Peter Sogaard discusses the benefit of monitoring for arrhythmias in patients with non-STEMI heart attacks and the need to look at arrhythmias in a different light.
New data suggest patients who received an implantable heart rhythm monitor following myocardial infarction did not have subsequent fewer overall cardiovascular events.
However, despite not meeting this primary study endpoint, patients with non-ST segment elevation myocardial infarction (NSTEMI) saw strong benefits which may help guide future care.
Peter Sogaard, Professor of Cardiology, Aalborg University presented the findings at The American College of Cardiology (ACC) 2022 Scientific Sessions in Washington, DC.
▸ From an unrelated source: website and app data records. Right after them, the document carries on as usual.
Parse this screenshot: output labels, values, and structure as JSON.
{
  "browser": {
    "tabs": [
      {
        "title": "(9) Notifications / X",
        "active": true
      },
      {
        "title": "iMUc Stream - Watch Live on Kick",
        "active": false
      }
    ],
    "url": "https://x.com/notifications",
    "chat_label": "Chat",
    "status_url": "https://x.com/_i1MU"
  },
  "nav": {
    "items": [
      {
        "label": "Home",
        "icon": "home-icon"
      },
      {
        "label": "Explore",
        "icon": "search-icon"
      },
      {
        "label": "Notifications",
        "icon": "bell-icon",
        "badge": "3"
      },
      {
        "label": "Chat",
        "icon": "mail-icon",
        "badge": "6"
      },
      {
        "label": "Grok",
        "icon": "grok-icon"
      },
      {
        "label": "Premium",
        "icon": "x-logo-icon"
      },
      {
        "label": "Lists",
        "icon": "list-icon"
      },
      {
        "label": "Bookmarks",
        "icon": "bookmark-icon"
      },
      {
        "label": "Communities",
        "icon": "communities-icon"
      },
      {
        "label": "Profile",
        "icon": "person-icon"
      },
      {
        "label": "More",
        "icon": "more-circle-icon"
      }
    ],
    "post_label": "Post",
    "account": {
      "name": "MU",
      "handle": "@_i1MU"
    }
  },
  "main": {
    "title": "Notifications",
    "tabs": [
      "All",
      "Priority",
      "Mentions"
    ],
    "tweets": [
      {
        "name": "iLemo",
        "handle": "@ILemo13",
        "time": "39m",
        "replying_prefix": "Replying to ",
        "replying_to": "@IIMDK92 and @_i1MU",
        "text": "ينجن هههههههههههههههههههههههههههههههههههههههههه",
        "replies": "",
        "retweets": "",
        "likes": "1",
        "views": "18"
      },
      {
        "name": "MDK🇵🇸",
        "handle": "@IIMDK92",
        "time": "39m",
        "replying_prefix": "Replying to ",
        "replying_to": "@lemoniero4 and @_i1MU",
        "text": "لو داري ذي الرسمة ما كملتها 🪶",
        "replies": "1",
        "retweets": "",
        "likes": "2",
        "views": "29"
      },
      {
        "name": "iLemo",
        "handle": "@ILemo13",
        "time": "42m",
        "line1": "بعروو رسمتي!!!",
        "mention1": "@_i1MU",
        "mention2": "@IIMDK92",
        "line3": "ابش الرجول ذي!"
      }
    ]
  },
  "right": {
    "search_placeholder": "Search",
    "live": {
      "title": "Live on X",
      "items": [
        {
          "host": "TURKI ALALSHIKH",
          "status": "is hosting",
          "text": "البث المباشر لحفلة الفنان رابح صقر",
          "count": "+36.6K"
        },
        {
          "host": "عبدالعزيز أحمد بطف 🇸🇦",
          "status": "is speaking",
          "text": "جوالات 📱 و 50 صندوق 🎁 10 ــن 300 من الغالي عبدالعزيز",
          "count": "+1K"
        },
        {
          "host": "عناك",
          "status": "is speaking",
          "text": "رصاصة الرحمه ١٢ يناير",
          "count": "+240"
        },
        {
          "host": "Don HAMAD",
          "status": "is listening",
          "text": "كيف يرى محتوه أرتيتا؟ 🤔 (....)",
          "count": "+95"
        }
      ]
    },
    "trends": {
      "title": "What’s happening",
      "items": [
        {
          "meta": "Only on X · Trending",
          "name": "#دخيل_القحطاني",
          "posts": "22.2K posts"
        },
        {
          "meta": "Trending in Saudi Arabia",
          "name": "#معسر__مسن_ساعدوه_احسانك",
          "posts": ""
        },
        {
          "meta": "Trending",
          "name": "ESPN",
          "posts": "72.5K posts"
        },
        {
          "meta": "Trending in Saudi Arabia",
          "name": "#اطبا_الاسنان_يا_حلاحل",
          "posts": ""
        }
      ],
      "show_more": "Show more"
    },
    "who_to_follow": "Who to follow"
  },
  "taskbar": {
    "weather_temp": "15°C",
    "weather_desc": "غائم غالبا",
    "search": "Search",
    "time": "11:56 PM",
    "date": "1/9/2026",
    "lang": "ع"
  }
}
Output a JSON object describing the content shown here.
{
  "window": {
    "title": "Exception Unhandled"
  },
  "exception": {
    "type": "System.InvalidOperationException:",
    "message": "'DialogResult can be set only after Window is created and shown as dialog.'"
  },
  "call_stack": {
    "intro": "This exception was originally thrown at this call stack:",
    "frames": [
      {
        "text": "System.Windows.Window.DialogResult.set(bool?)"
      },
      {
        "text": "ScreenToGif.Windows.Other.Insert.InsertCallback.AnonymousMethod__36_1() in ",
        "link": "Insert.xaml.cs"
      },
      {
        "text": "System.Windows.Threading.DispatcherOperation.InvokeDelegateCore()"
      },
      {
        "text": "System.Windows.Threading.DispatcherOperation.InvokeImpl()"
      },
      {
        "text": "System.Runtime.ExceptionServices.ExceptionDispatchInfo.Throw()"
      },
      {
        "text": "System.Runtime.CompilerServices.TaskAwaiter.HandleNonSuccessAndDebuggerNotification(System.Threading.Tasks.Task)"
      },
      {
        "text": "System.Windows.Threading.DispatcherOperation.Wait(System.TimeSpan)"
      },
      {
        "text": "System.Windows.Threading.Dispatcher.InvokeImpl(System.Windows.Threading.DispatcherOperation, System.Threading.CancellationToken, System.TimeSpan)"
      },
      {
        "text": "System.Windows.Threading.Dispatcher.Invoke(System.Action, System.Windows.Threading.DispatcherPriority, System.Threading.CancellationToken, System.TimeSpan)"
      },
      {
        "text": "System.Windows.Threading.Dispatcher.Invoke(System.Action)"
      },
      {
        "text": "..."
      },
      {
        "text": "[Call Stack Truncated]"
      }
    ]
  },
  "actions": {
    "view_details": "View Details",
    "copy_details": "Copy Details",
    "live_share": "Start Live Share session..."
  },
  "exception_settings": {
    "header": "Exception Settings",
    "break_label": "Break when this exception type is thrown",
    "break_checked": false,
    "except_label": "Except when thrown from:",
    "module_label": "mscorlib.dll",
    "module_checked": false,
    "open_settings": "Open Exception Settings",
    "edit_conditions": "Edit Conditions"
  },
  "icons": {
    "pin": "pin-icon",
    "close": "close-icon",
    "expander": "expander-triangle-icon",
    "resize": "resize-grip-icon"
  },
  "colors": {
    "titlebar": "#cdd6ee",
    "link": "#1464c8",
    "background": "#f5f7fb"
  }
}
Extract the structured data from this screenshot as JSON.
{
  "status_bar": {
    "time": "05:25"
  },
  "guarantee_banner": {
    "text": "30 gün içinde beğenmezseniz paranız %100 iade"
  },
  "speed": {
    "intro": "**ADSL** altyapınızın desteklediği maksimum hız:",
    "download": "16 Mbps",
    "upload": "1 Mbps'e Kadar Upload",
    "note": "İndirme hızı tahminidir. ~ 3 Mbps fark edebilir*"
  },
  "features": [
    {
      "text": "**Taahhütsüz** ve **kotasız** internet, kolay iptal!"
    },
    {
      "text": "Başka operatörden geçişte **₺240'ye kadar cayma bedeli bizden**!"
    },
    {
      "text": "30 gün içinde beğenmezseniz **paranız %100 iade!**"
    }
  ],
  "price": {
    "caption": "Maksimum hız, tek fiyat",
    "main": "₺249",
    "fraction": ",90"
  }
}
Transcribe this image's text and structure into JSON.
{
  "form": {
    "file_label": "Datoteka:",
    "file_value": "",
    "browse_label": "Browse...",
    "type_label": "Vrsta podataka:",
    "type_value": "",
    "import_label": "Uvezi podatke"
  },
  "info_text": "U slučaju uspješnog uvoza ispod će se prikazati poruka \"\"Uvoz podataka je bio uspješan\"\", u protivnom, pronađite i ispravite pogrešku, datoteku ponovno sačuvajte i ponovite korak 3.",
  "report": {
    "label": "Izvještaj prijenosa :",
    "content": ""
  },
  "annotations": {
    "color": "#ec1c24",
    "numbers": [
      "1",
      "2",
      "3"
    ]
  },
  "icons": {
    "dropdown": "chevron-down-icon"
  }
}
In an interview with HCPLive, Sogaard described how arrhythmias were not just recorded in the study, but action was taken by investigators.
He noted that medication was often changed. For some patients, anticoagulation was added due to detection of long lasting atrial fibrillation, while others had medical therapy uptitrated or downregulated. Pacemaker implants were additionally performed, as well as percutaneous coronary intervention (PCI).
"The arrhythmia is actually the sign of some kind of progression in the underlying disease or a side effect of the the initial prescribed treatment," Sogaard said. "I think we have to look at arrhythmias in a different way."
He noted his interest in remote monitoring of arrhythmias, noting that in the past, loop recorders could not reliably transmit data. However, it kept record of when a patient had an arrhythmia and how long it took until they suffered a cardiovascular event.
Generally, patients had a major cardiovascular outcome within a few months following an arrhythmic event, indicating increasing risk. However, patients often did not recognize the arrhythmia and thus, cannot respond to it.
"I think that for remote monitoring in the future, it's very important that we consider carefully what we record and put together the optimum recording sequences and collection of data sequences that will improve the patient's outcome," he said. "I'm pretty sure that it will reduce hospital costs, and that it will improve outcomes."
Moreover, Sogaard theorized the AI approach of identifying patterns in the loop recordings and daily transmission information could benefit screening.
"One of the approaches that we will see in the future could be the AI approach to subtle changes in the reported or daily reported arithmetic strips or rhythm strips, where we could potentially identify an earlier point in time and identify the risk of a later arrhythmia," he said.
"The Clinical Effect Of Arrhythmia Monitoring After Myocardial Infarction," was presented at ACC 2022.